You undoubtedly have at least one car or truck that you use for your basic transportation needs. According to a national motor club, the cost of owning and driving one vehicle now costs over $7,000 a year! This comes out to about 47 cents a mile if you drive the average 15,000 miles a year.
While travel is a basic necessity, and you have no choice but to pay the necessary expenses to own a vehicle, you can effectively reduce the costs of your car or truck.
This process is painless, easy to do, and very rewarding. I guarantee you that you’ll feel an uplifting sense of achievement when you see your checkbook balance getting fatter, while your transportation expenses dwindle down.
Don’t get taken for a ride! Read on and find out how you can lower your transportation expenses!
Three Important Questions to Consider
Take a look at the vehicle(s) you presently own. Ask yourself the following questions:
1. Do you own too much vehicle for your needs?
This translates to, “Do you drive a super duper, gas-sucking, jacked- up-mile-high, four-wheel drive monster truck even though you don’t live in the Rocky Mountains?” (Trust me- “Been there, done that!” I love four wheelers, but not the poor gas mileage.)
There may be some logical reason for you to drive a four-wheel drive vehicle, or a van, or an SUV. I’m simply suggesting that you seriously consider what your vehicle is costing you then compare those costs with the actual need.
2. Do you have equity in a car you no longer need to use frequently?
What about that “spare” car sitting in the driveway? Do you really need it? Or could you save some bucks by downsizing your vehicle list and selling the spare? It’s a method of maximizing your income by simply minimizing your outgo. The less vehicles, the less money you’ll spend on monthly auto payments, maintenance, insurance and operating expenses.
Pass By the Gas Station More
No matter what kind of vehicle you drive, there are several ways you can economize on your fuel costs. Try these money-saving tips now:
1. Consider carpooling with co-workers in back and forth to your workplace. Most of your road miles are probably spent driving to and from work, why not share them? Save wear and tear on your own vehicle by sharing a ride with at least one co-worker.
2. Walk more, drive less. This is especially true if you live in the city with many businesses nearby. If you live outside the big city like we do, you have to drive everywhere. But, if possible, the next time you need to pick up your mail at the post office, consider tying on your walking shoes and taking a stroll over there. You’ll save gasoline, and, anyhow, the exercise is good for your health.
3. Find the lowest fuel prices. Of course it doesn’t make sense to actually drive around comparing gas station prices. But during your normal travels, be sure to check the road signs of every station you pass. Then, when you need to fill up, you’ll have a fairly good idea of what each station charges per gallon. You can visit the cheapest station and save some cash there.

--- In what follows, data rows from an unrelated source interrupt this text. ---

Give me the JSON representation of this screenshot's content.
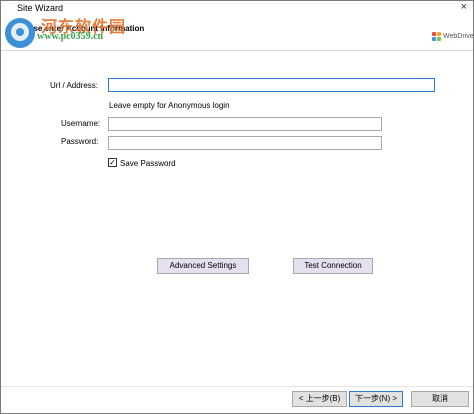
{
  "titlebar": {
    "title": "Site Wizard",
    "close": "×"
  },
  "watermark": {
    "site_name": "河东软件园",
    "url": "www.pc0359.cn"
  },
  "header": {
    "title": "Please enter Account Information",
    "logo_text": "WebDrive"
  },
  "form": {
    "url_label": "Url / Address:",
    "url_value": "",
    "url_hint": "Leave empty for Anonymous login",
    "username_label": "Username:",
    "username_value": "",
    "password_label": "Password:",
    "password_value": "",
    "save_password_label": "Save Password",
    "save_password_checked": "✓"
  },
  "buttons": {
    "advanced": "Advanced Settings",
    "test": "Test Connection",
    "back": "< 上一步(B)",
    "next": "下一步(N) >",
    "cancel": "取消"
  },
  "colors": {
    "accent": "#2a7ad6",
    "button_purple": "#e6dff0"
  },
  "icons": [
    "close-icon",
    "webdrive-logo-icon",
    "checkbox-checked-icon"
  ]
}
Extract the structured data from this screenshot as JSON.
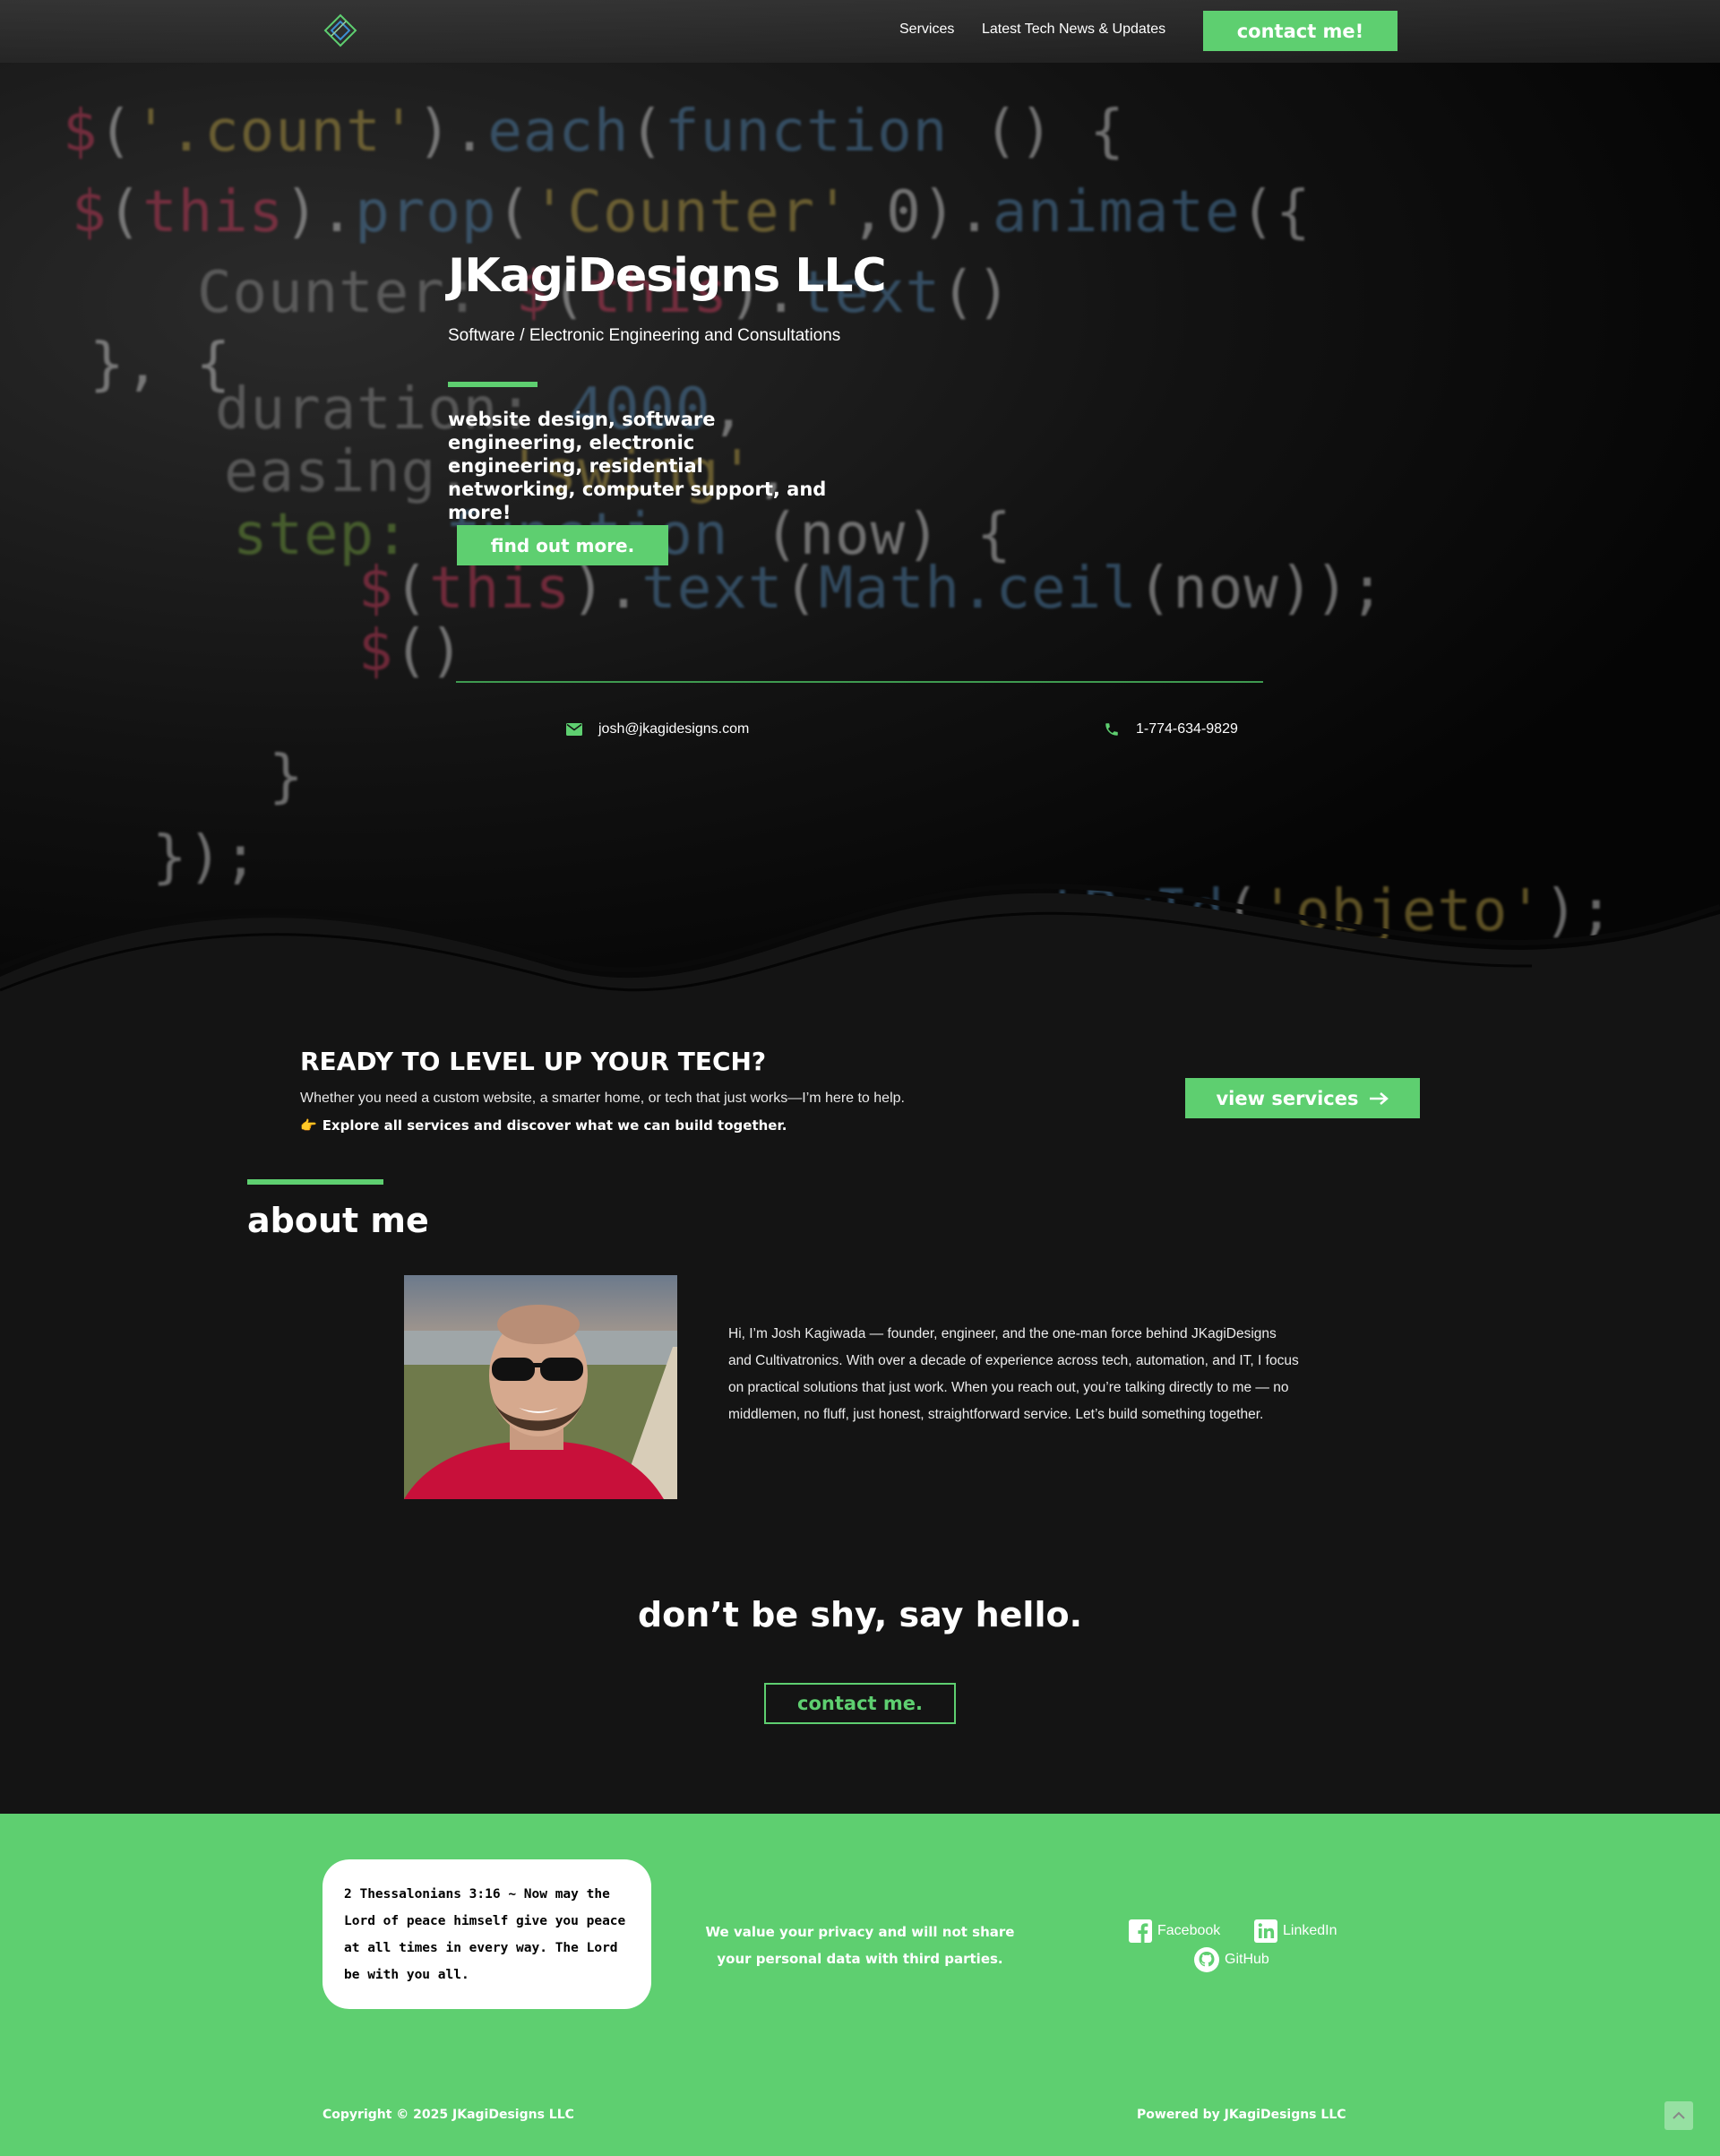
{
  "nav": {
    "logo_icon": "diamond-logo-icon",
    "links": [
      "Services",
      "Latest Tech News & Updates"
    ],
    "contact_label": "contact me!"
  },
  "hero": {
    "title": "JKagiDesigns LLC",
    "subtitle": "Software / Electronic Engineering and Consultations",
    "services": "website design, software engineering, electronic engineering, residential networking, computer support, and more!",
    "button_label": "find out more.",
    "email": "josh@jkagidesigns.com",
    "phone": "1-774-634-9829"
  },
  "cta": {
    "title": "READY TO LEVEL UP YOUR TECH?",
    "text": "Whether you need a custom website, a smarter home, or tech that just works—I’m here to help.",
    "emoji": "👉",
    "link_text": "Explore all services and discover what we can build together.",
    "button_label": "view services"
  },
  "about": {
    "title": "about me",
    "bio": "Hi, I’m Josh Kagiwada — founder, engineer, and the one-man force behind JKagiDesigns and Cultivatronics. With over a decade of experience across tech, automation, and IT, I focus on practical solutions that just work. When you reach out, you’re talking directly to me — no middlemen, no fluff, just honest, straightforward service. Let’s build something together."
  },
  "hello": {
    "title": "don’t be shy, say hello.",
    "button_label": "contact me."
  },
  "footer": {
    "verse": "2 Thessalonians 3:16 ~ Now may the Lord of peace himself give you peace at all times in every way. The Lord be with you all.",
    "privacy": "We value your privacy and will not share your personal data with third parties.",
    "social": [
      "Facebook",
      "LinkedIn",
      "GitHub"
    ],
    "copyright": "Copyright © 2025 JKagiDesigns LLC",
    "powered": "Powered by JKagiDesigns LLC"
  },
  "colors": {
    "accent": "#5ecf70",
    "background": "#141414",
    "text": "#ffffff"
  }
}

4. Avoid “jackrabbit starts.” When you put the “pedal to the metal”, you not only waste fuel, but these starts also cause undue wear and tear on your vehicle.
5. Dodge making several “quick trips.” (Pun intended.) Instead, plan on making one long trip to get your errands done in. Make a list of the places you need to visit and do it all at once. Keep in mind that every mile you drive costs you roughly 50 cents. Therefore, if you drive your car or truck just 100 miles less a month, this will save you 50 bucks easily!
6. Kick the tires every month. No, not to take out your frustrations. Believe-it-or-not, one under inflated tire can cause an estimated 5% increase in your fuel costs, not to mention uneven wear and tire! Check the pressure in your tires with an air gauge and make sure they’re properly inflated according to the manufacturer’s specifications.